NOTE: Data collection for 2006 and 2007 was only performed during the fourth quarter. Human papillomavirus (HPV) coverage level indicates females initiating the 3-dose series. Routinely recommended vaccines for administration beginning at ages 11–12 include tetanus-diphtheria-acellular pertussis (Tdap) and meningococcal conjugate (MenACWY) vaccines (both one dose), and HPV vaccine (3 doses). Since the routine recommendation for the administration of HPV vaccine to males was not published until December 2011, those vaccination rates are not reported in this figure.

SOURCE: Centers for Disease Control and Prevention, National Center for Immunization and Respiratory Diseases and National Center for Health Statistics, National Immunization Survey—Teen.

Indicator HC4.A: Percentage of children ages 5–17 with a dental visit in the past year by age and poverty status, 1999–2011
Percentage of children ages 5–17 with a dental visit in the past year by age and poverty status, 1999–2011
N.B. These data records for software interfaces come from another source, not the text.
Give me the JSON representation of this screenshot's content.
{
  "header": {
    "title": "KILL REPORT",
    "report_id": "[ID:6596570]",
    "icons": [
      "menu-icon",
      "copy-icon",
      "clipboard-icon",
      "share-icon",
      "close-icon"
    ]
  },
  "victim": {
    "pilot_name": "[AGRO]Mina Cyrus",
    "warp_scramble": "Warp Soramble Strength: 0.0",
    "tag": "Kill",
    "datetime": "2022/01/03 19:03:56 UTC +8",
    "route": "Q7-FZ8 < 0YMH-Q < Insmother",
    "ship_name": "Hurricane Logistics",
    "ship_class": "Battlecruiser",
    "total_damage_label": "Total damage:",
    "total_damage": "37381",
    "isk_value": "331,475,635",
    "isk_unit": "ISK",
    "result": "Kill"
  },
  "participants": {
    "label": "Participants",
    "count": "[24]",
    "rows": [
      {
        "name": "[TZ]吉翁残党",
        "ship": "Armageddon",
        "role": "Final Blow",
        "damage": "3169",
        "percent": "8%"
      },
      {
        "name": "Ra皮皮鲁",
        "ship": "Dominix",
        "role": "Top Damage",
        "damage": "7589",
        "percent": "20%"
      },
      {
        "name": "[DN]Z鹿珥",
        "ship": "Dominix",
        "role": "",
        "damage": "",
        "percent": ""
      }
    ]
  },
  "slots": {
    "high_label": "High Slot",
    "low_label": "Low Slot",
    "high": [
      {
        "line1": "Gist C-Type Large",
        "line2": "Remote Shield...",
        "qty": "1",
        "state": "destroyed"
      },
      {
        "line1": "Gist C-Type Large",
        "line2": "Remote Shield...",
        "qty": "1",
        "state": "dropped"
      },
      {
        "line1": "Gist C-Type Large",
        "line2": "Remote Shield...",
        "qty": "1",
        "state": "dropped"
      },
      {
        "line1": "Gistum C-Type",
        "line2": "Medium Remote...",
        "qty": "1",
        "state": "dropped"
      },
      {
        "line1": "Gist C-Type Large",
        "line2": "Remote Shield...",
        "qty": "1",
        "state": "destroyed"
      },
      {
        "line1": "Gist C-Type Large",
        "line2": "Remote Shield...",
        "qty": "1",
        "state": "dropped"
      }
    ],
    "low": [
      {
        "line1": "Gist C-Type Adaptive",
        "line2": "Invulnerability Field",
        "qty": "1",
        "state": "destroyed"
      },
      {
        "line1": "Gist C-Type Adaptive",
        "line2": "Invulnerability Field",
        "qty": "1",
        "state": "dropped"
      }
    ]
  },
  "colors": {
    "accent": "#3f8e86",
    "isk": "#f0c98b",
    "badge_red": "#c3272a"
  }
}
NOTE: From 1999 to 2000, children were identified as having a dental visit in the past year by asking parents "About how long has it been since your child last saw or talked to a dentist?" In 2001 and later years, the question was, "About how long has it been since your child last saw a dentist?" Parents were directed to include all types of dentists, such as orthodontists, oral surgeons, and all other dental specialists, as well as dental hygienists.

SOURCE: National Center for Health Statistics, National Health Interview Survey.

Indicator HC4.B: Percentage of children ages 2–4 with a dental visit in the past year by poverty status, 1999–2011
Percentage of children ages 2–4 with a dental visit in the past year by poverty status, 1999–2011

NOTE: From 1999 to 2000, children were identified as having a dental visit in the past year by asking parents "About how long has it been since your child last saw or talked to a dentist?" In 2001 and later years, the question was, "About how long has it been since your child last saw a dentist?" Parents were directed to include all types of dentists, such as orthodontists, oral surgeons, and all other dental specialists, as well as dental hygienists.

SOURCE: National Center for Health Statistics, National Health Interview Survey.

Indicator HC4.C: Percentage of children ages 5–17 with untreated dental caries (cavities) by age and poverty status, 1988–1994, 1999–2004, 2005–2008, and 2009–2010
Percentage of children ages 5–17 with untreated dental caries (cavities) by age and poverty status, 1988–1994, 1999–2004,  2005–2008, and 2009–2010

SOURCE: National Center for Health Statistics, National Health and Nutrition Examination Survey.